An air conditioner is able to cool a home because it removes heat from inside the house and transfers it outdoors. A chemical refrigerant in the system absorbs the excess heat and pumps through a system of piping to the outdoor coil. The fan, located in the outside unit, blows outside air over the hot coil, transferring heat from the refrigerant to the outdoor air.
Air conditioning systems have four basic mechanical components:
Most central air conditioning units operate by means of a split system. They consist of a condensing unit: including the condensing coil, compressor, and the fan, this unit is outside your home. The air handler consists of a metering device, evaporator coil and blower motor to deliver cooled air to your home.

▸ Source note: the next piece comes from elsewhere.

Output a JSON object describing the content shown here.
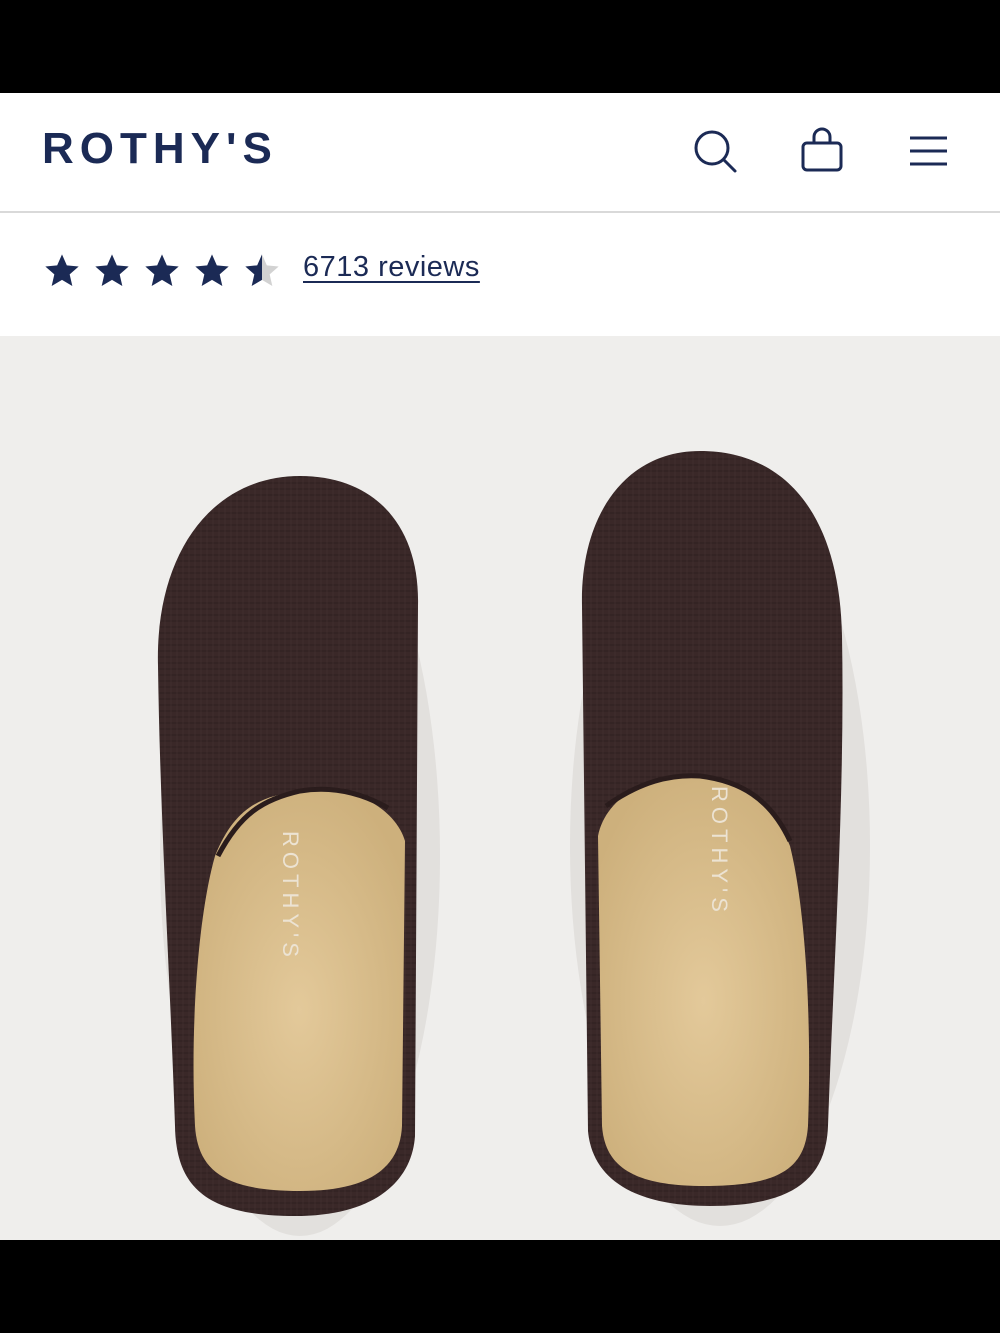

The compressor is the heart of the system; it acts as the pump, causing the refrigerant to flow through the system. It draws in the low pressure, low temperature refrigerant in a gaseous state and by compressing this gas, it raises the pressure and temperature of the refrigerant. This high pressure, high temperature gas then flows to the condenser coil.
The condenser coil is a series of piping with a fan that draws outside air across the coil. As the refrigerant passes through the coil, the cooler outside air passes over the condenser coil, the air absorbs heat from the refrigerant which causes the refrigerant to condense from a gas to a liquid. The high pressure, high temperature liquid then reaches the expansion valve.
The expansion valve is the brain of the system. Sensing the temperature of the evaporator, or cooling coil, it allows liquid to pass through a very small orifice, which causes the refrigerant to expand to allow pressure, low temperature gas.
The evaporator coil is a series of piping inside the air handler. Air blowing across the coil causes the coil to absorb heat from the air. The refrigerant then flows back to the compressor where the cycle starts over.